Mr. Koblitz, the new competition framework for the distribution of motor vehicles is in existence since late May. What is your feeling after its thorough examination?
Axel Koblitz: The new legal framework reflects what was, already from the initial London Economics survey, the very obvious intention of DG Competition: more competition in the area of spare parts, status quo in the area of service, and letting motor vehicle specific rules bleed to death.
The new rules provide a number of facilities for manufacturers. As a consequence the automotive sector is confronted with steps backwards. Can we make a clear difference between winners and losers?
I’m not fond of questions about winners and losers, incomers, “remainers” and “outgoers”, or even success and failure, even though such questions may enjoy great popularity. However, one thing has to be established from all the attempts to make differentiated declarations: the dealer business has not necessarily reasons to heartily welcome the new rules.
What advantages do you see for the automotive businesses?
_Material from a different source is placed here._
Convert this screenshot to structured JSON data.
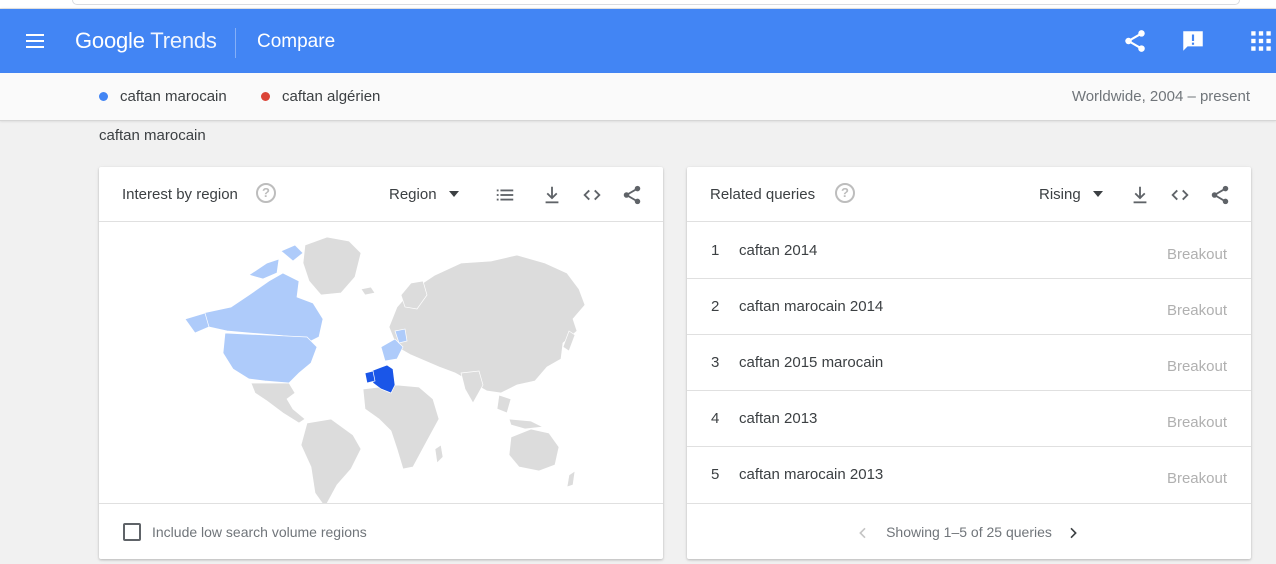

I do not see any advantage in comparison with the previous Motor Vehicle Block Exemption Regulation. However, I clearly see advantages in comparison with what could have occurred: We now have, for sure, a new MVBER, even though only for the spare parts activity. We again have specific framework conditions for service, even though they are only guidelines with no legally binding power. And the provisions covering distribution continue to exist in their current situation, even though only for the three coming years. All this is better than a sudden abolition with no substitution of all motor vehicle specific rules and the exclusive subjection of our sector to the General Block Exemption Regulation, which we seriously had to fear some time ago.
Multibranding, on the other hand, will soon belong to the past.
Who says? What is sure is that distribution agreements concluded from 2013 on will be allowed to include some restrictions of multibrand distribution. “Will be allowed” is to be emphasized because nobody obliges manufacturers and importers to make use of such possibility, and many of them will be well-advised not to try, as it would fatally backfire.
Are there any brands which are particularly affected?
All the makes which dealers typically take as second or third brand represented in their business but which, because of their small market share, do not generally provide for full utilization of the dealer business capacity. All these makes therefore run the risk to be “sacrificed” by the dealer in case of conflict. Such brands will very often be imports. This is the reason why I have not been able to understand till now why the vast majority of importers are welcoming the abolition of the rules protecting multibrand distribution, or why they have not, at least, opposed it.
What can we recommend to the dealers concerned?
If a multibrand dealer is informed by his manufacturer of amendments to his contract including exclusivity requirements, the dealer must attentively consider the manufacturer from which he can depart, and the manufacturer to which he will remain faithful. Such considerations can perfectly lead to saying goodbye to the manufacturer which intends to terminate or modify the agreement, to cashing in the compensation for termination, and to keeping the customers of the brand with a service contract which, unlike distribution agreements, cannot be withdrawn. Such steps are the more so easy as the dealer is able to quickly find one or two brands replacing the lost one, maybe brands with growing market shares, which will make it possible to use the distribution capacity which would otherwise be wasted.
Could the suppression of the current provisions in the field of multibranding lead to insolvencies?
If all the market players behave reasonably: no. The manufacturer too has no interest in a disintegrating network, either through insolvencies or migration of its dealers to competing manufacturers. But as to behave reasonably…
What do you think about the abolition of the dealer protection clauses?
I see it as a clear deterioration of the dealer’s rights, if we are definitely stuck with it without coming to another solution. We are working at it with CECRA. If there is no possibility to succeed with additions to or prolongation of the current BER, we will have “to make the cow graze in another meadow”.
Can the voluntary adhesion of manufacturers and importers to the code of good practices be an alternative?
First of all, only partially, since the code does not provide any obligation of the manufacturer or importer to give the reasons for termination, nor the dealer’s right to sell its business to a member of the network. Secondly, the code has no legal efficiency. To this end, its provisions should be included in the agreements. To maintain the provisions which have been in force up to now, directly and uniformly applicable to all makes, would by far be the best solution.
ZDK has been contributing a great deal to the new competition rules. Do you see the result as a success of this engagement?
A partial success, at least. I have already explained what could otherwise have been to the advantage of the sector. In the association world, flowers have never been sent yet to those who had avoided the worst. It has been so for generations. We should learn from it that we should not be satisfied with avoiding the worst, and we do take this into account.
What is your conclusion?
Lots of things remain to be done.
Interview of ZDK General Director Axel Koblitz by Christoph Baeuchle (kfz-betrieb)
Original text in German pulbished in the special edition November 2010 www.kfz-betrieb.de. ZDK approved its publication.